"I'm not aware of some magic piece of intelligence that suddenly would have flagged this guy -- whose name nobody even had until November -- as a killer en route to America," the intelligence official added.
Senate Intelligence Committee Chairman Dianne Feinstein, a Democrat, said "restrictive" counterterrorism policies were partly to blame by discouraging authorities from placing Abdulmutallab on a "no-fly" list, or from revoking his U.S. visa.
The policies, Feinstein said, should be changed so the U.S. government can watchlist and deny visas to anyone who is "reasonably believed to be affiliated with, part of, or acting on behalf of a terrorist organization."
Republican Representative Michael Castle singled out the National Counterterrorism Center, or NCTC, the agency that was "designed to connect the dots on terrorism."
"Red flags" were missed across the board, he said. Abdulmutallab had no checked luggage; he paid for his ticket with cash; and British officials had rejected his visa renewal application and had his name on their own watch list.
Some officials pointed to long-standing tensions between the CIA and Director of National Intelligence Dennis Blair, whose office was created in the wake of the September 11 attacks.
A sweeping 2004 intelligence overhaul left gaps in authorities and responsibilities, fueling the discord, they said.
In recent months, the two agencies have sparred over a range of turf issues, including the CIA's control over clandestine operations, according to officials, forcing the White House to intervene.
"The United States government set up NCTC -- and the Office of the Director of National Intelligence -- to connect the dots on terrorism," the U.S. intelligence official said, underlining the growing fissure. "If somebody thinks it could have been done better in this case, they know where to go for answers."

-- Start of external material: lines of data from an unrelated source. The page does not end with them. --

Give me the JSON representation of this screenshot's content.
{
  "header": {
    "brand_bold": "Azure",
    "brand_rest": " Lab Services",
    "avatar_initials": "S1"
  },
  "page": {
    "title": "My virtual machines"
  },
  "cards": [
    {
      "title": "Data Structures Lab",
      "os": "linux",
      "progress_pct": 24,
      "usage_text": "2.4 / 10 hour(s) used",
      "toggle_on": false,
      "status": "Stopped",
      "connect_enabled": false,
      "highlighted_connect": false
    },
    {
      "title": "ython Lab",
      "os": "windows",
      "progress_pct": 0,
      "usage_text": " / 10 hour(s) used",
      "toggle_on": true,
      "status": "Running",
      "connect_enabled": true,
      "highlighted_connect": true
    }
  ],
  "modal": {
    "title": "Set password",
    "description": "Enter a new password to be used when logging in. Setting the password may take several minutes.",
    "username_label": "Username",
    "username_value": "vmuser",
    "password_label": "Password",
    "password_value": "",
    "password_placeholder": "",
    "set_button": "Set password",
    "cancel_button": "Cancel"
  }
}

The NCTC and Blair's office declined to comment on any rift. In a statement, Blair said information-sharing within the intelligence community had been "drastically improved" but acknowledged that gaps remained.
(Editing by Peter Cooney)